Out of home respite also emerged. In Connecticut, for instance, a new system of admissions to residential services was developed.

This allowed parents to maintain guardianship while their sons and daughters (children and adults) were admitted to state facilities for a short period of time. Short term admissions were available from 24 hours to 6 months. Families could take vacations.

Individuals could be evaluated on a short term basis for semi-independent living. Families could weather a time of high stress.

By the end of the 1960s, respite care was understood to include the following:

  • Homemaker services – a qualified, trained person comes into the home to provide temporary care.
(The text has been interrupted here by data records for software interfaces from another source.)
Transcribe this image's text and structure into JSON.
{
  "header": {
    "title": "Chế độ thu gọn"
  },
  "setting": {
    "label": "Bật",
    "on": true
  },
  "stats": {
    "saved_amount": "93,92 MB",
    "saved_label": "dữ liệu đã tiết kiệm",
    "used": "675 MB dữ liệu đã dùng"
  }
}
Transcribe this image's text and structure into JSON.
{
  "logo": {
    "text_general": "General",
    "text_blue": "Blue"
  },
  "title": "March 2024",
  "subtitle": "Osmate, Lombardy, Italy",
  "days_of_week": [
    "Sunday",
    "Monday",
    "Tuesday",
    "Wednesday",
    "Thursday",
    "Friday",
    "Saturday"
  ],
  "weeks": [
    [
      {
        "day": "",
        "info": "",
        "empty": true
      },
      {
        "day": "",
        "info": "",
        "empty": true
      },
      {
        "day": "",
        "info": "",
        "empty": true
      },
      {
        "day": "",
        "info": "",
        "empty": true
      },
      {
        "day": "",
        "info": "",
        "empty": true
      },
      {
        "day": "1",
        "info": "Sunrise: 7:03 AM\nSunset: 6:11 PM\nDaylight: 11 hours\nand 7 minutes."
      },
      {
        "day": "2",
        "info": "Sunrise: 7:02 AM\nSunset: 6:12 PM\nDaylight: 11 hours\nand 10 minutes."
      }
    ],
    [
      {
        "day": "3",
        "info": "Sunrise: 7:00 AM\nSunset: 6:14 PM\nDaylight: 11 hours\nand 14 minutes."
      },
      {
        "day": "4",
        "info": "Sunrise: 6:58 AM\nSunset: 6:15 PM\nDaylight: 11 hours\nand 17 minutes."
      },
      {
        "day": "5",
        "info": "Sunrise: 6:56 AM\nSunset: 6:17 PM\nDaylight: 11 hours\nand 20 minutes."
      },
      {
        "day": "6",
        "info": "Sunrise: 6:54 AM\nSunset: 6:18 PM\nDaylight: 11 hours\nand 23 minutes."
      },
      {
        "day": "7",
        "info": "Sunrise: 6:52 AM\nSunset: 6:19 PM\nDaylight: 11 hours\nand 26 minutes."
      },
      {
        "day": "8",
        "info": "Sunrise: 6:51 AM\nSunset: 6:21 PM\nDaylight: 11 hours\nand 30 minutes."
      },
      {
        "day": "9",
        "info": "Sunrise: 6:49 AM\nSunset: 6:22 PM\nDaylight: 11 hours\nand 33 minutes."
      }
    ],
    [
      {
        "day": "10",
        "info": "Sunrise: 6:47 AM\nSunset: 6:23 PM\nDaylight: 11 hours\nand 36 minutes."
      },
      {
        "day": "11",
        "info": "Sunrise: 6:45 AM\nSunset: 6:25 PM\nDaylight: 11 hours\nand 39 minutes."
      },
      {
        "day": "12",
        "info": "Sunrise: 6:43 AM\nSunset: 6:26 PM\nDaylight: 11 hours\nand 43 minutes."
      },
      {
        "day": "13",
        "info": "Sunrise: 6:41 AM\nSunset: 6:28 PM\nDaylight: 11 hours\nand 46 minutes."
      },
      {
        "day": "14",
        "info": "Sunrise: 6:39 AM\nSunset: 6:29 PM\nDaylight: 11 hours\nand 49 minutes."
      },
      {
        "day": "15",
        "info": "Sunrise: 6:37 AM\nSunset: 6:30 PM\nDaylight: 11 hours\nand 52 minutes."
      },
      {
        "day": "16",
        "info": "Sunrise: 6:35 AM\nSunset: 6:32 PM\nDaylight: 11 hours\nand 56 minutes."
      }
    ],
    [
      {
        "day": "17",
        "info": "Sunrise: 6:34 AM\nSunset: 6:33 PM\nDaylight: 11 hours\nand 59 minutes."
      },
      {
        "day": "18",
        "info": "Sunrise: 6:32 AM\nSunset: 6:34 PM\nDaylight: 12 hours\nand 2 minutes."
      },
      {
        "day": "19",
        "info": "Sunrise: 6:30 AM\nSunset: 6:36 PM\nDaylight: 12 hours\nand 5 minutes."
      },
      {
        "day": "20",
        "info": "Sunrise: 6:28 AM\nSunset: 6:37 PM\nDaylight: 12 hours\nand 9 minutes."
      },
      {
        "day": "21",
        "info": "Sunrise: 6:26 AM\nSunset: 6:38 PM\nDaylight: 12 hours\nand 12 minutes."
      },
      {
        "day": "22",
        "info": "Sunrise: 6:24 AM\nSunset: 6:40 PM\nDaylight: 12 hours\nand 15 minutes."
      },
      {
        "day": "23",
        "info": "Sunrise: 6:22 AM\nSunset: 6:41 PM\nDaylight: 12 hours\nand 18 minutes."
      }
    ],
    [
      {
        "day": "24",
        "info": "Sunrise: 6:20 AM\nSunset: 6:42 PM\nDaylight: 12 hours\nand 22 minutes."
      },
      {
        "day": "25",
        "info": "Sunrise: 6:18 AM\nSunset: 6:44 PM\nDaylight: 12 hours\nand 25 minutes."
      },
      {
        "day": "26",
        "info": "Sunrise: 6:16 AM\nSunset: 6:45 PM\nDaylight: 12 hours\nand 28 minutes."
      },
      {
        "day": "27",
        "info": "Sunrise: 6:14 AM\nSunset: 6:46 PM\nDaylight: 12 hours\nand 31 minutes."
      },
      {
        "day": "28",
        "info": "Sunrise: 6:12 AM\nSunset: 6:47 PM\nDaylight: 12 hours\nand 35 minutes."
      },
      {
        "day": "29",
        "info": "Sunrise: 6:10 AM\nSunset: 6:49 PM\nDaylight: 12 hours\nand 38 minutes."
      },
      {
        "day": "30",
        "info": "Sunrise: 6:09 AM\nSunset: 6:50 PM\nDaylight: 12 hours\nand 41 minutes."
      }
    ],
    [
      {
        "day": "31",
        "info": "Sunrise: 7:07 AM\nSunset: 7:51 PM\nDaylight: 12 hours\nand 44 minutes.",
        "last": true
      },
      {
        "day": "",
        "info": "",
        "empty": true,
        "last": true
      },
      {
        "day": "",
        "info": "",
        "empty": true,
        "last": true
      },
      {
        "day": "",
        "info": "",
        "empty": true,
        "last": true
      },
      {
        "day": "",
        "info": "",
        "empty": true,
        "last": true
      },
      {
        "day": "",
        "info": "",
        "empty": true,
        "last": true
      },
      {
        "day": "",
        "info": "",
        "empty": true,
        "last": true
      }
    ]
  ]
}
Demonstration projects for homemaker services and Home Training Specialist services were funded by Health, Education and Welfare (Children's Bureau and Division of Mental Retardation).
  • Nursing services – typically through Visiting Nurse Associations or public health departments, nurses provide limited medical or nursing care to individuals and train family members in methods of self-help, nutrition and habilitation techniques.
  • Qualified baby-sitting services – local parent groups sponsor intensive training programs offered by professionals.
  • Out of home services – foster homes, temporary-care homes, family-group homes (4-6 people living with a family), group homes (seven to twelve people) with paid staff support, halfway houses, specialized nursing facilities, and state residential facilities.
Child making cookies with assistance of adult
Photo courtesy William Bronston, M.D.